I’m also receiving more calls about burned corn not recovering from broadcast ammonium nitrate or urea. I have looked at some of these fields and it is distressing to see, but dry weather means those plants aren’t producing new leaves as quickly as normal and unfortunately, they will take a few extra days to grow out of the damage.
• Apply side-dress nitrogen to minimize loss and also cause the least amount of damage to dry stressed corn:
Injecting anhydrous or spraying UAN behind a coulter down row middles is preferred if possible. If broadcasting ammonium nitrate or urea with Agrotain, please apply when corn leaves are DRY during mid- to late-morning and afternoon.

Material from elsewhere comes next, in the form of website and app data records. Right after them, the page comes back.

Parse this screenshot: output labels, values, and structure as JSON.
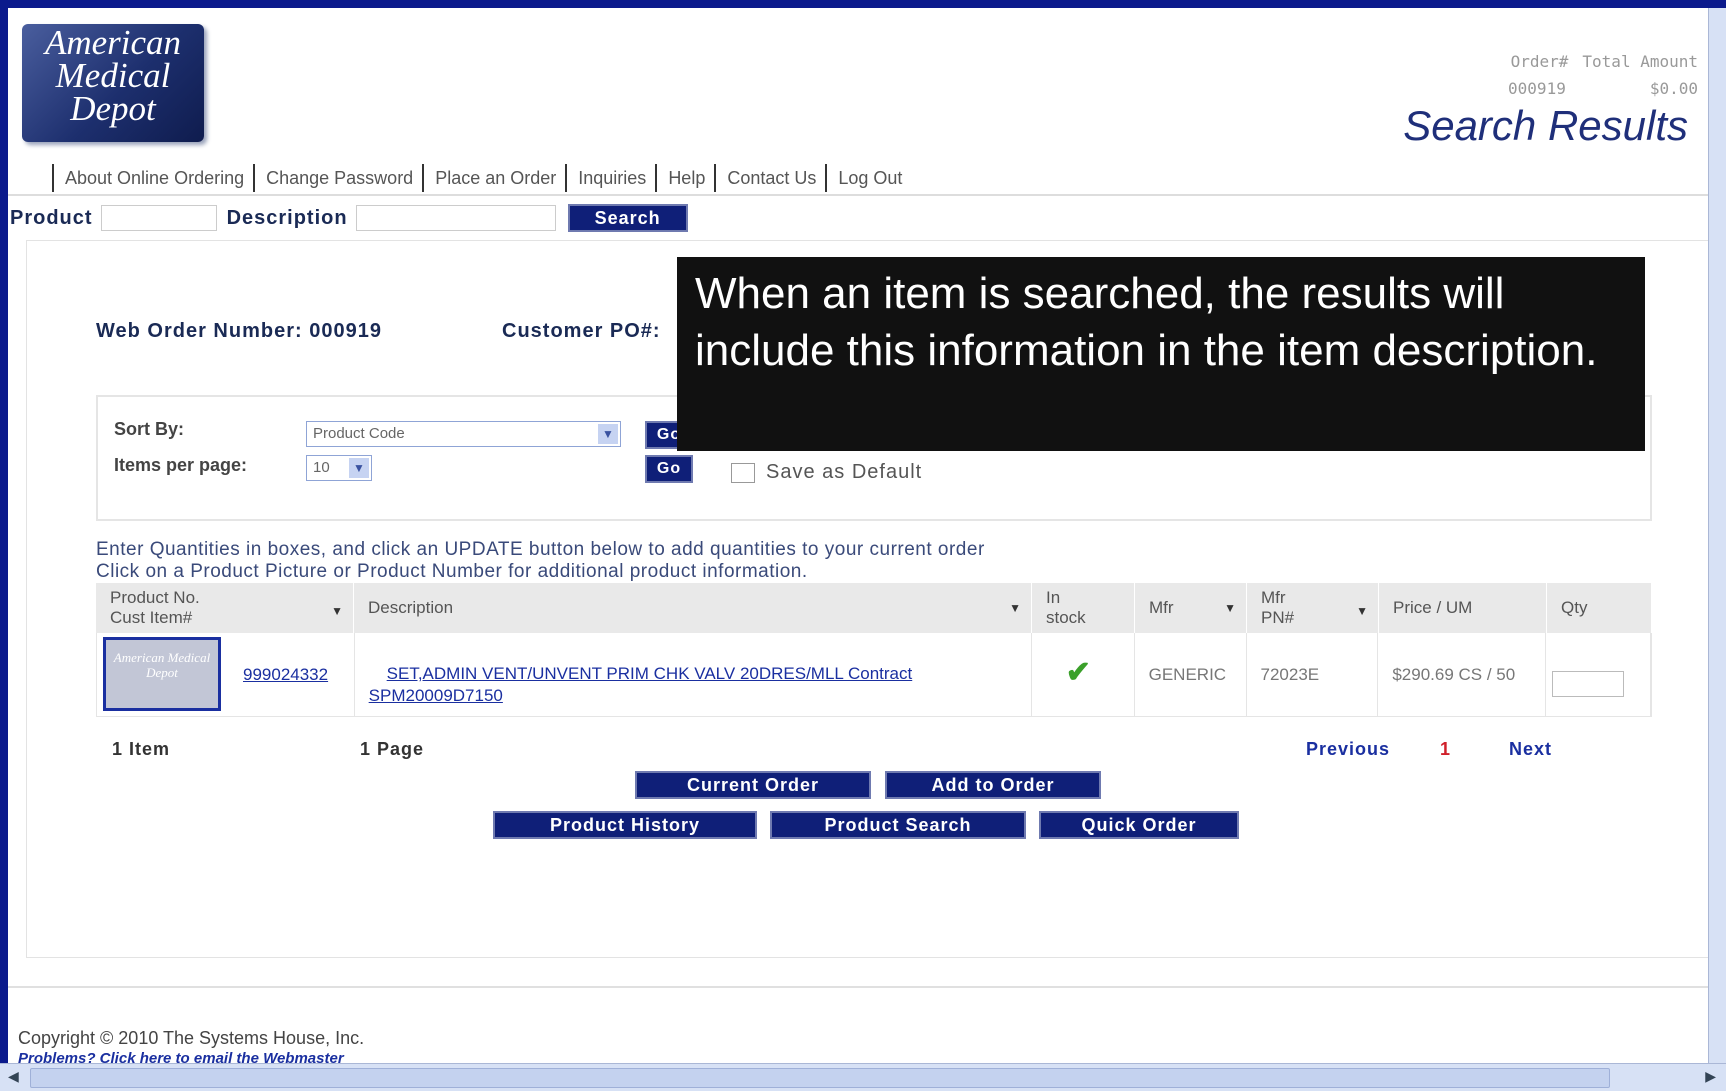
{
  "logo": {
    "line1": "American",
    "line2": "Medical",
    "line3": "Depot"
  },
  "order_summary": {
    "order_label": "Order#",
    "total_label": "Total Amount",
    "order_number": "000919",
    "total_amount": "$0.00"
  },
  "page_title": "Search Results",
  "nav": [
    "About Online Ordering",
    "Change Password",
    "Place an Order",
    "Inquiries",
    "Help",
    "Contact Us",
    "Log Out"
  ],
  "search": {
    "product_label": "Product",
    "description_label": "Description",
    "button": "Search"
  },
  "web_order": "Web Order Number: 000919",
  "customer_po": "Customer PO#:",
  "sort": {
    "sort_label": "Sort By:",
    "sort_value": "Product Code",
    "items_label": "Items per page:",
    "items_value": "10",
    "go": "Go",
    "save_default": "Save as Default"
  },
  "instructions": {
    "line1": "Enter Quantities in boxes, and click an UPDATE button below to add quantities to your current order",
    "line2": "Click on a Product Picture or Product Number for additional product information."
  },
  "table": {
    "headers": {
      "product_no": "Product No.",
      "cust_item": "Cust Item#",
      "description": "Description",
      "in_stock_1": "In",
      "in_stock_2": "stock",
      "mfr": "Mfr",
      "mfr_pn_1": "Mfr",
      "mfr_pn_2": "PN#",
      "price": "Price / UM",
      "qty": "Qty"
    },
    "rows": [
      {
        "thumb": "American Medical Depot",
        "product_no": "999024332",
        "description_1": "SET,ADMIN VENT/UNVENT PRIM CHK VALV 20DRES/MLL Contract",
        "description_2": "SPM20009D7150",
        "mfr": "GENERIC",
        "mfr_pn": "72023E",
        "price": "$290.69 CS / 50",
        "qty": ""
      }
    ]
  },
  "pager": {
    "items": "1 Item",
    "pages": "1 Page",
    "previous": "Previous",
    "current": "1",
    "next": "Next"
  },
  "actions": {
    "current_order": "Current Order",
    "add_to_order": "Add to Order",
    "product_history": "Product History",
    "product_search": "Product Search",
    "quick_order": "Quick Order"
  },
  "footer": {
    "copyright": "Copyright © 2010 The Systems House, Inc.",
    "problems": "Problems? Click here to email the Webmaster"
  },
  "tooltip": "When an item is searched, the results will include this information in the item description.",
  "colors": {
    "frame": "#0b1a8c",
    "button": "#0f1f78",
    "link": "#1a2fa0",
    "heading": "#1f2f7a"
  }
}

Spreading at night or early in the morning when there is dew on plants usually means fines and particles stick easier and may result in more damaging burn.
• Rethink inputs (nitrogen) in anticipation of an average yielding dryland crop:
With all the early planted corn, many folks had planned to bump their nitrogen amount to support a high yielding crop. I have talked with folks who are in seriously dry areas about reducing their total nitrogen rate in anticipation of a lower yielding crop and I think this makes sense to not ‘shoot the moon’ on nitrogen unless you are irrigating this year.
Staying with an adequate (somewhere in the 160 to 180 pound per acre range) but not excessive rate is a good idea. This will give us adequate nitrogen to make a decent crop if we get better rains later this month and in June, but we aren’t throwing dollars after yield that probably won’t be better than average.
• Keep weeds out of the crop to hold onto soil moisture:
Try not to burn corn with herbicide mixtures which only adds stress to the crop.
• What about foliar products to help with stress, provide nutrients, etc.?
We generally discourage using these products due to lack of consistent response for the cost. We are trying a few of these to see what they do on some very dry corn at Milan, but I doubt that they will turn fields around that aren’t getting water.
If you decide to try one on a few acres I would not spend a lot of money on any product. Plants can only absorb so much nitrogen, etc through the leaves and the benefit may only be a temporary cosmetic color change.
Check labels!!! Some of these materials don’t have much information about whether they can be mixed with your post herbicide products and some higher load fertilizer products may actually cause more leaf burn when applied with herbicide combinations.
The more ‘stuff’ you throw in the tank the more likely some things won’t play well together.
For much more, visit http://news.utcrops.com/.